Research has shown that monetary incentive does not always work in motivating workers and may in fact hinder performance. This seems to go against the Skinnerian idea of reinforcement in behaviour. What factors might prevent monetary reward from motivating workers to better performance?
The connection between money incentives and worker motivation is controversial. Some studies seem to suggest it, others reject it. One problem with the thesis that money is a motivator is that it is not immediate. That is, since one is normally paid bi-weekly or monthly, the reward is often distant from the action that earned the reward. Hence, the vividness of the reward (and its association with pleasure) becomes weaker (McCoy and Mitchell, 2009). In other words, the reward needs to be both immediate and directly related to the work itself. McCoy and Mitchell argue that cash can be a motivator, but it must be given out immediately after a meritorious performance (in cash, gift card, etc).
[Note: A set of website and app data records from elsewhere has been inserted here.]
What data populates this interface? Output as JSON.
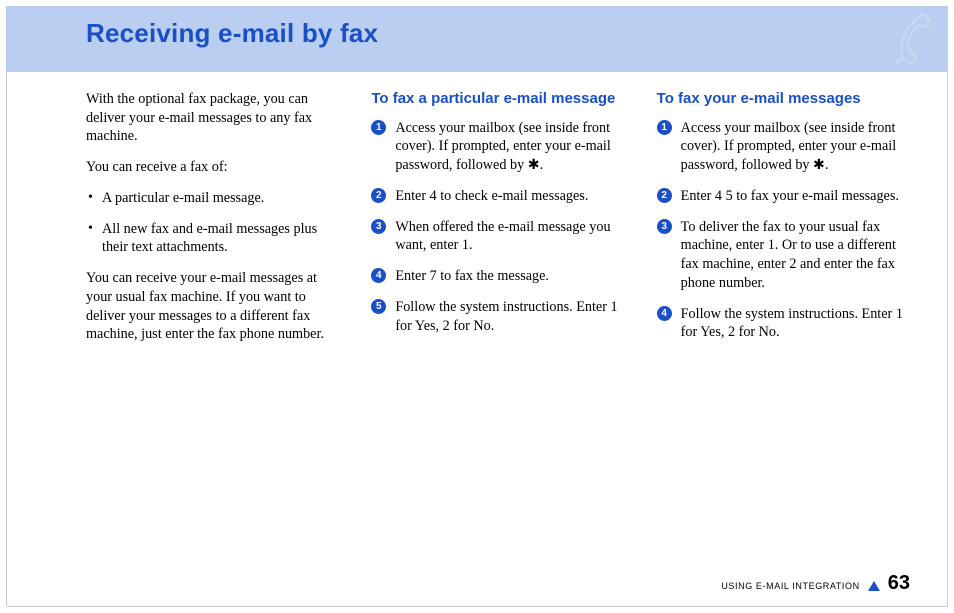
{
  "header": {
    "title": "Receiving e-mail by fax",
    "icon": "phone-handset"
  },
  "columnA": {
    "p1": "With the optional fax package, you can deliver your e-mail messages to any fax machine.",
    "p2": "You can receive a fax of:",
    "bullets": [
      "A particular e-mail message.",
      "All new fax and e-mail messages plus their text attachments."
    ],
    "p3": "You can receive your e-mail messages at your usual fax machine. If you want to deliver your messages to a different fax machine, just enter the fax phone number."
  },
  "columnB": {
    "heading": "To fax a particular e-mail message",
    "steps": [
      "Access your mailbox (see inside front cover). If prompted, enter your e-mail password, followed by ✱.",
      "Enter 4 to check e-mail messages.",
      "When offered the e-mail message you want, enter 1.",
      "Enter 7 to fax the message.",
      "Follow the system instructions. Enter 1 for Yes, 2 for No."
    ]
  },
  "columnC": {
    "heading": "To fax your e-mail messages",
    "steps": [
      "Access your mailbox (see inside front cover). If prompted, enter your e-mail password, followed by ✱.",
      "Enter 4 5 to fax your e-mail messages.",
      "To deliver the fax to your usual fax machine, enter 1. Or to use a different fax machine, enter 2 and enter the fax phone number.",
      "Follow the system instructions. Enter 1 for Yes, 2 for No."
    ]
  },
  "footer": {
    "section": "USING E-MAIL INTEGRATION",
    "page": "63"
  }
}
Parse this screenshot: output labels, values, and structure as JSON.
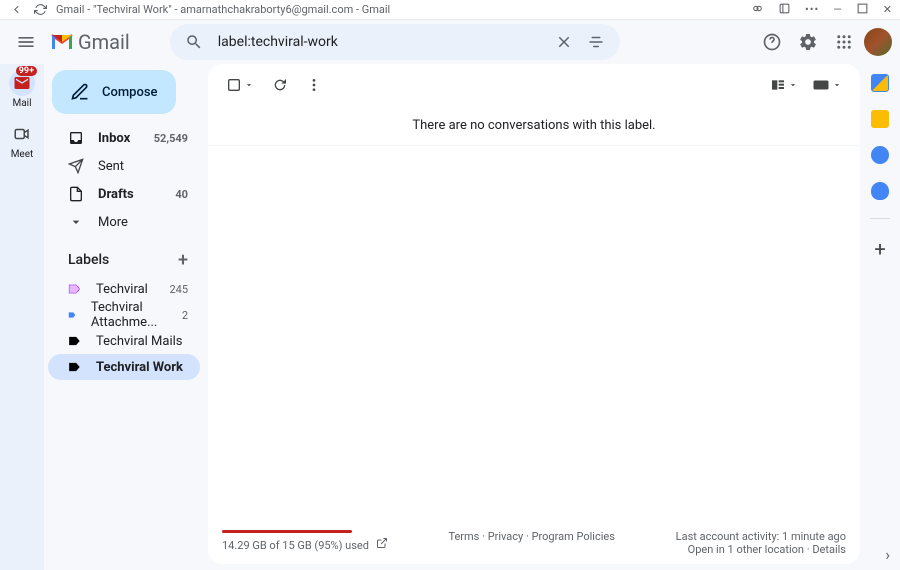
{
  "window": {
    "title": "Gmail - \"Techviral Work\" - amarnathchakraborty6@gmail.com - Gmail"
  },
  "header": {
    "logo_text": "Gmail",
    "search_value": "label:techviral-work"
  },
  "leftrail": {
    "mail": "Mail",
    "meet": "Meet",
    "badge": "99+"
  },
  "compose_label": "Compose",
  "nav": {
    "inbox": {
      "label": "Inbox",
      "count": "52,549"
    },
    "sent": {
      "label": "Sent"
    },
    "drafts": {
      "label": "Drafts",
      "count": "40"
    },
    "more": {
      "label": "More"
    }
  },
  "labels_header": "Labels",
  "labels": [
    {
      "name": "Techviral",
      "count": "245",
      "color": "#e8b5ff"
    },
    {
      "name": "Techviral Attachme...",
      "count": "2",
      "color": "#4285f4"
    },
    {
      "name": "Techviral Mails",
      "color": "#000000"
    },
    {
      "name": "Techviral Work",
      "color": "#000000"
    }
  ],
  "empty_message": "There are no conversations with this label.",
  "footer": {
    "storage": "14.29 GB of 15 GB (95%) used",
    "terms": "Terms",
    "privacy": "Privacy",
    "policies": "Program Policies",
    "activity": "Last account activity: 1 minute ago",
    "locations": "Open in 1 other location",
    "details": "Details"
  }
}
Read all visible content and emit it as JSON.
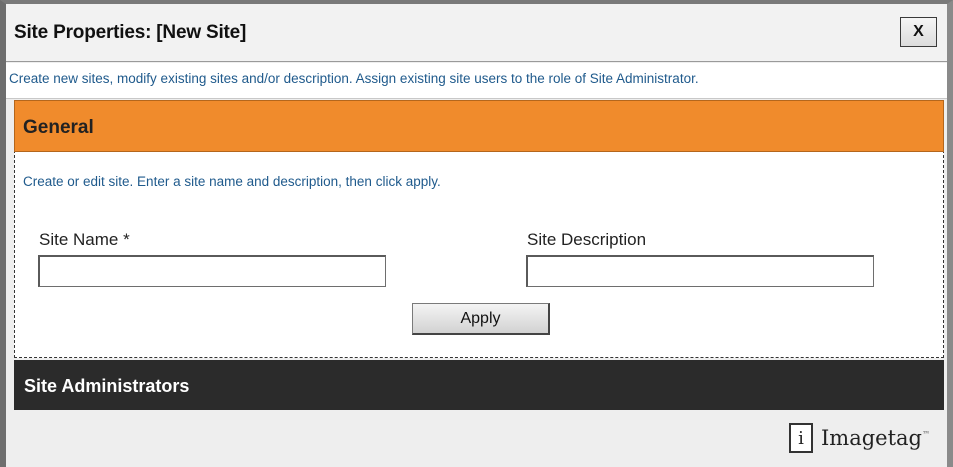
{
  "dialog": {
    "title": "Site Properties: [New Site]",
    "close_label": "X",
    "instructions": "Create new sites, modify existing sites and/or description. Assign existing site users to the role of Site Administrator."
  },
  "general": {
    "title": "General",
    "description": "Create or edit site. Enter a site name and description, then click apply.",
    "site_name_label": "Site Name *",
    "site_name_value": "",
    "site_description_label": "Site Description",
    "site_description_value": "",
    "apply_label": "Apply"
  },
  "site_administrators": {
    "title": "Site Administrators"
  },
  "branding": {
    "icon_glyph": "i",
    "name": "Imagetag",
    "trademark": "™"
  },
  "colors": {
    "general_header": "#f08b2c",
    "admins_header": "#2b2b2b",
    "instruction_text": "#1f5a8c"
  }
}
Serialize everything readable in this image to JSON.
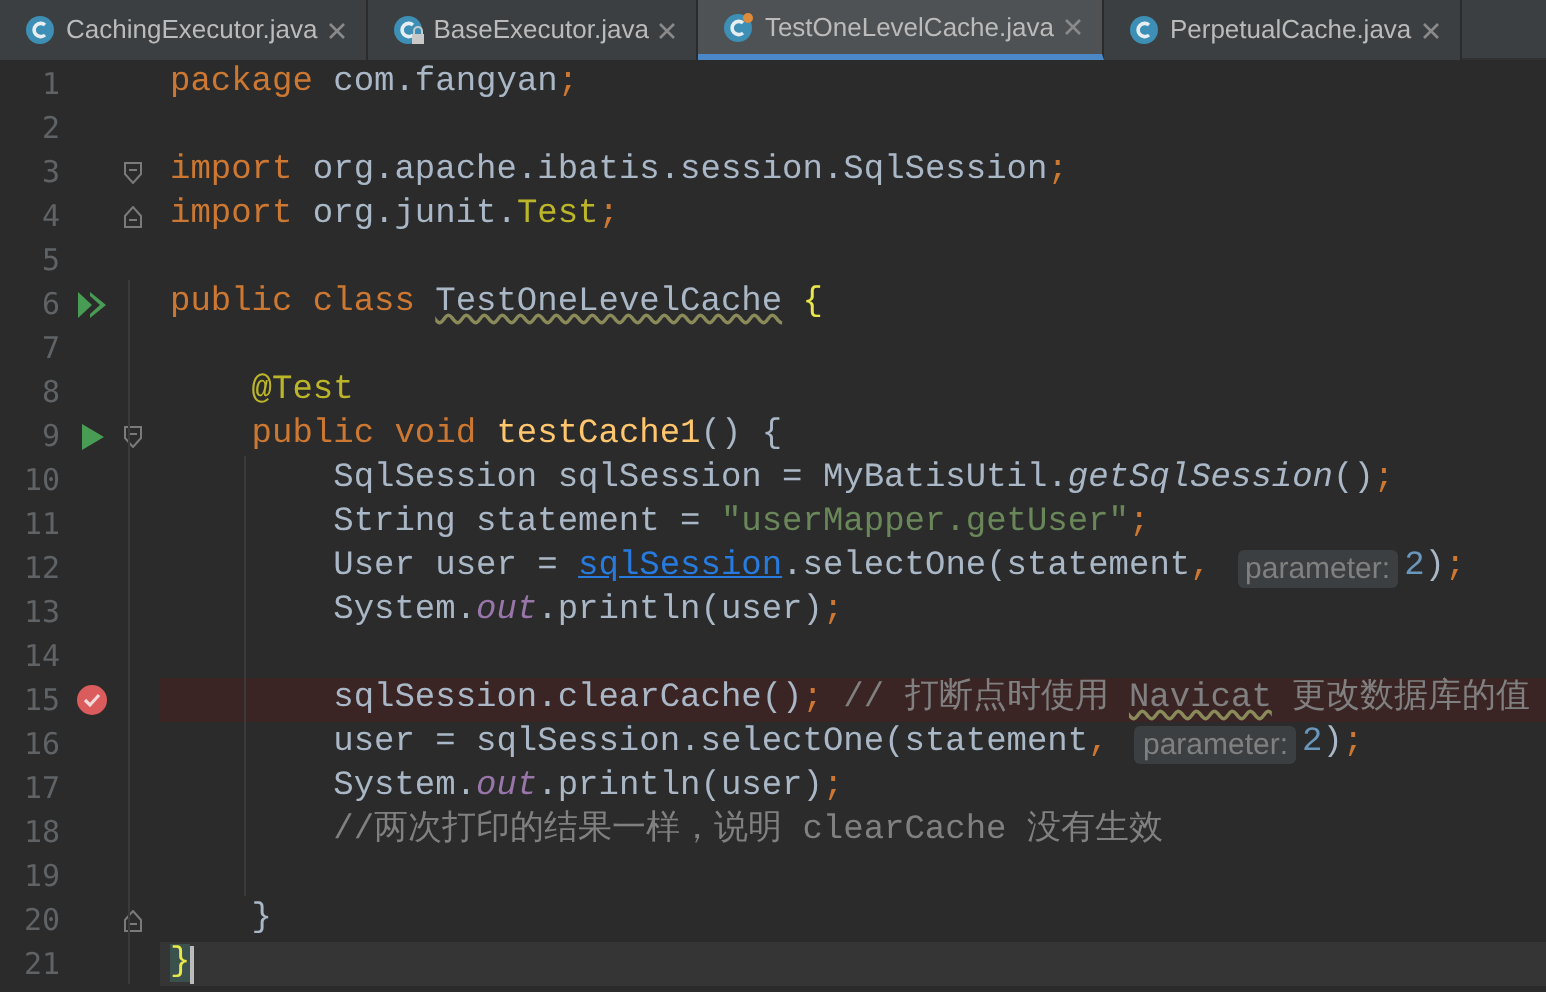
{
  "tabs": [
    {
      "label": "CachingExecutor.java",
      "selected": false,
      "locked": false,
      "modified": false
    },
    {
      "label": "BaseExecutor.java",
      "selected": false,
      "locked": true,
      "modified": false
    },
    {
      "label": "TestOneLevelCache.java",
      "selected": true,
      "locked": false,
      "modified": true
    },
    {
      "label": "PerpetualCache.java",
      "selected": false,
      "locked": false,
      "modified": false
    }
  ],
  "lines": [
    {
      "number": "1",
      "breakpoint": false,
      "current": false,
      "tokens": [
        {
          "text": "package ",
          "kind": "keyword"
        },
        {
          "text": "com.fangyan",
          "kind": "plain"
        },
        {
          "text": ";",
          "kind": "keyword"
        }
      ]
    },
    {
      "number": "2",
      "breakpoint": false,
      "current": false
    },
    {
      "number": "3",
      "breakpoint": false,
      "current": false,
      "gutter": [
        {
          "kind": "fold-start"
        }
      ],
      "tokens": [
        {
          "text": "import ",
          "kind": "keyword"
        },
        {
          "text": "org.apache.ibatis.session.SqlSession",
          "kind": "plain"
        },
        {
          "text": ";",
          "kind": "keyword"
        }
      ]
    },
    {
      "number": "4",
      "breakpoint": false,
      "current": false,
      "gutter": [
        {
          "kind": "fold-end"
        }
      ],
      "tokens": [
        {
          "text": "import ",
          "kind": "keyword"
        },
        {
          "text": "org.junit.",
          "kind": "plain"
        },
        {
          "text": "Test",
          "kind": "annotation"
        },
        {
          "text": ";",
          "kind": "keyword"
        }
      ]
    },
    {
      "number": "5",
      "breakpoint": false,
      "current": false
    },
    {
      "number": "6",
      "breakpoint": false,
      "current": false,
      "gutter": [
        {
          "kind": "run-all"
        }
      ],
      "tokens": [
        {
          "text": "public class ",
          "kind": "keyword"
        },
        {
          "text": "TestOneLevelCache",
          "kind": "warning"
        },
        {
          "text": " {",
          "kind": "brace"
        }
      ]
    },
    {
      "number": "7",
      "breakpoint": false,
      "current": false
    },
    {
      "number": "8",
      "breakpoint": false,
      "current": false,
      "tokens": [
        {
          "text": "    @Test",
          "kind": "annotation"
        }
      ]
    },
    {
      "number": "9",
      "breakpoint": false,
      "current": false,
      "gutter": [
        {
          "kind": "run"
        },
        {
          "kind": "fold-start"
        }
      ],
      "tokens": [
        {
          "text": "    public void ",
          "kind": "keyword"
        },
        {
          "text": "testCache1",
          "kind": "method"
        },
        {
          "text": "() {",
          "kind": "plain"
        }
      ]
    },
    {
      "number": "10",
      "breakpoint": false,
      "current": false,
      "tokens": [
        {
          "text": "        SqlSession sqlSession = MyBatisUtil.",
          "kind": "plain"
        },
        {
          "text": "getSqlSession",
          "kind": "static"
        },
        {
          "text": "()",
          "kind": "plain"
        },
        {
          "text": ";",
          "kind": "keyword"
        }
      ]
    },
    {
      "number": "11",
      "breakpoint": false,
      "current": false,
      "tokens": [
        {
          "text": "        String statement = ",
          "kind": "plain"
        },
        {
          "text": "\"userMapper.getUser\"",
          "kind": "string"
        },
        {
          "text": ";",
          "kind": "keyword"
        }
      ]
    },
    {
      "number": "12",
      "breakpoint": false,
      "current": false,
      "tokens": [
        {
          "text": "        User user = ",
          "kind": "plain"
        },
        {
          "text": "sqlSession",
          "kind": "link"
        },
        {
          "text": ".selectOne(statement",
          "kind": "plain"
        },
        {
          "text": ", ",
          "kind": "keyword"
        },
        {
          "text": "parameter:",
          "kind": "hint"
        },
        {
          "text": "2",
          "kind": "number"
        },
        {
          "text": ")",
          "kind": "plain"
        },
        {
          "text": ";",
          "kind": "keyword"
        }
      ]
    },
    {
      "number": "13",
      "breakpoint": false,
      "current": false,
      "tokens": [
        {
          "text": "        System.",
          "kind": "plain"
        },
        {
          "text": "out",
          "kind": "field"
        },
        {
          "text": ".println(user)",
          "kind": "plain"
        },
        {
          "text": ";",
          "kind": "keyword"
        }
      ]
    },
    {
      "number": "14",
      "breakpoint": false,
      "current": false
    },
    {
      "number": "15",
      "breakpoint": true,
      "current": false,
      "tokens": [
        {
          "text": "        sqlSession.clearCache()",
          "kind": "plain"
        },
        {
          "text": "; ",
          "kind": "keyword"
        },
        {
          "text": "// 打断点时使用 ",
          "kind": "comment"
        },
        {
          "text": "Navicat",
          "kind": "comment-warning"
        },
        {
          "text": " 更改数据库的值",
          "kind": "comment"
        }
      ]
    },
    {
      "number": "16",
      "breakpoint": false,
      "current": false,
      "tokens": [
        {
          "text": "        user = sqlSession.selectOne(statement",
          "kind": "plain"
        },
        {
          "text": ", ",
          "kind": "keyword"
        },
        {
          "text": "parameter:",
          "kind": "hint"
        },
        {
          "text": "2",
          "kind": "number"
        },
        {
          "text": ")",
          "kind": "plain"
        },
        {
          "text": ";",
          "kind": "keyword"
        }
      ]
    },
    {
      "number": "17",
      "breakpoint": false,
      "current": false,
      "tokens": [
        {
          "text": "        System.",
          "kind": "plain"
        },
        {
          "text": "out",
          "kind": "field"
        },
        {
          "text": ".println(user)",
          "kind": "plain"
        },
        {
          "text": ";",
          "kind": "keyword"
        }
      ]
    },
    {
      "number": "18",
      "breakpoint": false,
      "current": false,
      "tokens": [
        {
          "text": "        //两次打印的结果一样，说明 clearCache 没有生效",
          "kind": "comment"
        }
      ]
    },
    {
      "number": "19",
      "breakpoint": false,
      "current": false
    },
    {
      "number": "20",
      "breakpoint": false,
      "current": false,
      "gutter": [
        {
          "kind": "fold-end"
        }
      ],
      "tokens": [
        {
          "text": "    }",
          "kind": "plain"
        }
      ]
    },
    {
      "number": "21",
      "breakpoint": false,
      "current": true,
      "tokens": [
        {
          "text": "}",
          "kind": "brace"
        }
      ]
    }
  ]
}
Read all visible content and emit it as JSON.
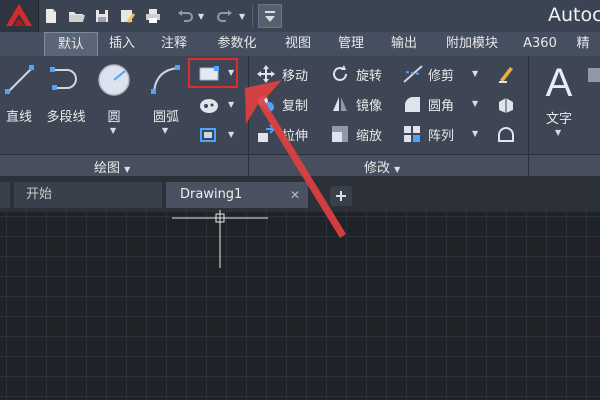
{
  "app": {
    "title": "Autoc"
  },
  "ribbon_tabs": [
    "默认",
    "插入",
    "注释",
    "参数化",
    "视图",
    "管理",
    "输出",
    "附加模块",
    "A360",
    "精"
  ],
  "draw_panel": {
    "tools": {
      "line": "直线",
      "polyline": "多段线",
      "circle": "圆",
      "arc": "圆弧"
    },
    "footer": "绘图"
  },
  "modify_panel": {
    "tools": {
      "move": "移动",
      "rotate": "旋转",
      "trim": "修剪",
      "copy": "复制",
      "mirror": "镜像",
      "fillet": "圆角",
      "stretch": "拉伸",
      "scale": "缩放",
      "array": "阵列"
    },
    "footer": "修改"
  },
  "annotation_panel": {
    "text": "文字"
  },
  "doc_tabs": {
    "start": "开始",
    "drawing": "Drawing1"
  },
  "colors": {
    "highlight": "#e12b2b",
    "arrow": "#e04040"
  }
}
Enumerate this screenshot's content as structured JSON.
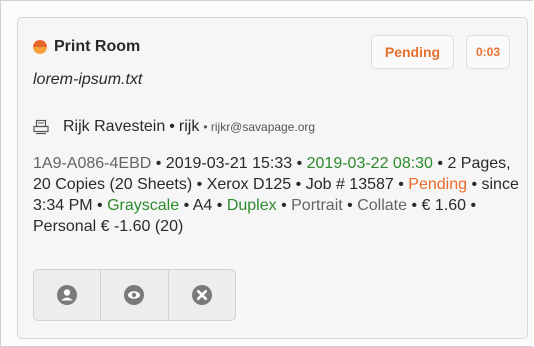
{
  "job": {
    "queue_name": "Print Room",
    "status_badge": "Pending",
    "time_badge": "0:03",
    "document_name": "lorem-ipsum.txt",
    "user_full_name": "Rijk Ravestein",
    "user_sep": "•",
    "user_id": "rijk",
    "user_email": "rijkr@savapage.org",
    "details": {
      "job_id": "1A9-A086-4EBD",
      "sep": " • ",
      "submitted": "2019-03-21 15:33",
      "expiry": "2019-03-22 08:30",
      "pages": "2 Pages, 20 Copies (20 Sheets)",
      "printer": "Xerox D125",
      "job_number": "Job # 13587",
      "status": "Pending",
      "since": "since 3:34 PM",
      "color_mode": "Grayscale",
      "paper": "A4",
      "duplex": "Duplex",
      "orientation": "Portrait",
      "collate": "Collate",
      "cost": "€ 1.60",
      "account": "Personal € -1.60 (20)"
    }
  },
  "actions": {
    "user_icon": "user-icon",
    "preview_icon": "eye-icon",
    "cancel_icon": "close-circle-icon"
  },
  "colors": {
    "accent_orange": "#e8702e",
    "green": "#2e8a2e",
    "icon_gray": "#7a7a7a"
  }
}
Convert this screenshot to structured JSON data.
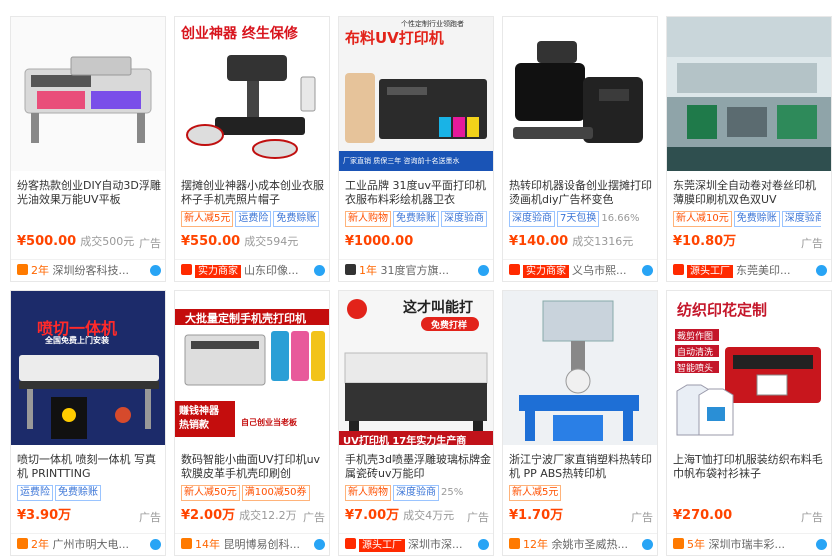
{
  "cards": [
    {
      "title": "纷客热款创业DIY自动3D浮雕光油效果万能UV平板",
      "badges": [],
      "price": "¥500.00",
      "sold": "成交500元",
      "ad": "广告",
      "shop_year": "2年",
      "shop_name": "深圳纷客科技..."
    },
    {
      "image_texts": [
        "创业神器 终生保修"
      ],
      "title": "摆摊创业神器小成本创业衣服杯子手机壳照片帽子",
      "badges": [
        "新人减5元",
        "运费险",
        "免费赊账"
      ],
      "price": "¥550.00",
      "sold": "成交594元",
      "ad": "",
      "shop_tag": "实力商家",
      "shop_name": "山东印像..."
    },
    {
      "image_texts": [
        "布料UV打印机",
        "个性定制行业领跑者",
        "厂家直销 质保三年 咨询前十名送墨水"
      ],
      "title": "工业品牌 31度uv平面打印机衣服布料彩绘机器卫衣",
      "badges": [
        "新人购物",
        "免费赊账",
        "深度验商"
      ],
      "price": "¥1000.00",
      "sold": "",
      "ad": "",
      "shop_year": "1年",
      "shop_name": "31度官方旗..."
    },
    {
      "title": "热转印机器设备创业摆摊打印烫画机diy广告杯变色",
      "badges": [
        "深度验商",
        "7天包换"
      ],
      "badge_extra": "16.66%",
      "price": "¥140.00",
      "sold": "成交1316元",
      "ad": "",
      "shop_tag": "实力商家",
      "shop_name": "义乌市熙..."
    },
    {
      "title": "东莞深圳全自动卷对卷丝印机薄膜印刷机双色双UV",
      "badges": [
        "新人减10元",
        "免费赊账",
        "深度验商"
      ],
      "price": "¥10.80万",
      "sold": "",
      "ad": "广告",
      "shop_tag": "源头工厂",
      "shop_name": "东莞美印..."
    },
    {
      "image_texts": [
        "喷切一体机",
        "全国免费上门安装"
      ],
      "title": "喷切一体机 喷刻一体机 写真机 PRINTTING",
      "badges": [
        "运费险",
        "免费赊账"
      ],
      "price": "¥3.90万",
      "sold": "",
      "ad": "广告",
      "shop_year": "2年",
      "shop_name": "广州市明大电..."
    },
    {
      "image_texts": [
        "大批量定制手机壳打印机",
        "赚钱神器 热销款",
        "自己创业当老板"
      ],
      "title": "数码智能小曲面UV打印机uv软膜皮革手机壳印刷创",
      "badges": [
        "新人减50元",
        "满100减50券"
      ],
      "price": "¥2.00万",
      "sold": "成交12.2万",
      "ad": "广告",
      "shop_year": "14年",
      "shop_name": "昆明博易创科..."
    },
    {
      "image_texts": [
        "这才叫能打",
        "免费打样",
        "UV打印机 17年实力生产商"
      ],
      "title": "手机壳3d喷墨浮雕玻璃标牌金属瓷砖uv万能印",
      "badges": [
        "新人购物",
        "深度验商"
      ],
      "badge_extra": "25%",
      "price": "¥7.00万",
      "sold": "成交4万元",
      "ad": "广告",
      "shop_tag": "源头工厂",
      "shop_name": "深圳市深..."
    },
    {
      "title": "浙江宁波厂家直销塑料热转印机 PP ABS热转印机",
      "badges": [
        "新人减5元"
      ],
      "price": "¥1.70万",
      "sold": "",
      "ad": "广告",
      "shop_year": "12年",
      "shop_name": "余姚市圣威热..."
    },
    {
      "image_texts": [
        "纺织印花定制",
        "裁剪作图",
        "自动清洗",
        "智能喷头"
      ],
      "title": "上海T恤打印机服装纺织布料毛巾帆布袋衬衫袜子",
      "badges": [],
      "price": "¥270.00",
      "sold": "",
      "ad": "广告",
      "shop_year": "5年",
      "shop_name": "深圳市瑞丰彩..."
    }
  ]
}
The literature on financial rewards is mixed for another reason. In some cases, high cash rewards might signal that the work to be done is tedious or even dangerous. In addition, several studies have shown that students collecting donations from door to door worked harder when paid nothing compared to being paid a trivial ...
The neo-behaviorism and Skinnerian ideas of reinforcement are examined.